Gauff writes her message on the camera after her victory against Trevisan.

“For me, it’s kind of close to home. I had some friends that were a part of the Parkland shooting. I remember watching that whole experience like pretty much firsthand, seeing and having friends go through that whole experience. Luckily, they were able to make it out of it. I just think it’s crazy, I think I was maybe 14 or 13 when that happened, and still nothing has changed.

“I think that was just a message for the people back at home to watch and for people who are all around the world to watch. Hopefully, it gets into the heads of people in office to hopefully change things.”

Gauff’s message comes after a recent spate of mass shootings in the US.

In May, an 18-year-old gunman fatally shot 19 children and two adults at a elementary school in Uvalde, Texas before he was killed by law enforcement officers. Earlier in the month, 10 people were killed in a racially motivated mass shooting at a supermarket in Buffalo by a suspect in tactical gear who was livestreaming the attack.

On Wednesday, a shooting in Tulsa, Oklahoma left five dead including the gunman.

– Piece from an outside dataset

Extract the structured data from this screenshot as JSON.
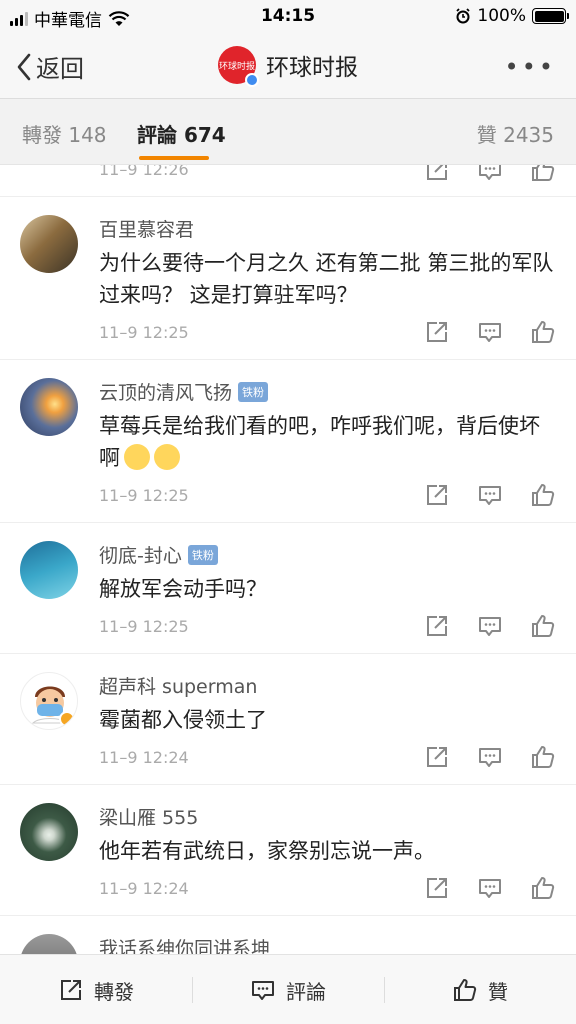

On Thursday, US President Joe Biden issued a fervent appeal for stricter gun laws, including a ban on assault weapons, tougher background check laws and a higher minimum age of purchase.

Using platforms for change

Gauff explained that sports stars should use their platforms to make change, and that she’s learned a lot about having a voice from other high-profile athletes.

“Definitely, I would say LeBron James, Serena (Williams), Billie Jean (King), Colin (Kaepernick), the list goes on, Naomi (Osaka), it goes on really about those issues,” she said.

“I think now athletes are more, I feel like more fine with speaking out about stuff like this. I feel like a lot of times we’re put in a box that people always say: ‘Oh, sports and politics should stay separate and all this.’ And I say, yes, but also at the same time, I’m a human first before I’m a tennis player.

Gauff plays a forehand against Trevisan.

“If I’m interested in this, I wouldn’t even consider gun violence politics; I think that’s just life in general. I don’t think that’s political at all. But just in general, I think that I’m a human first. So of course, I’m going to care about these issues and speak out about these issues.

“When people make those comments, I’m not going to be an athlete forever. There is going to be a time when I retire and all this, and I’m still going to be a human. So of course, I care about these topics.

“I think, if anything, sports gives you the platform to maybe make that message reach more people.”

Gauff will face women’s world No. 1 Iga Swiatek in Saturday’s French Open final.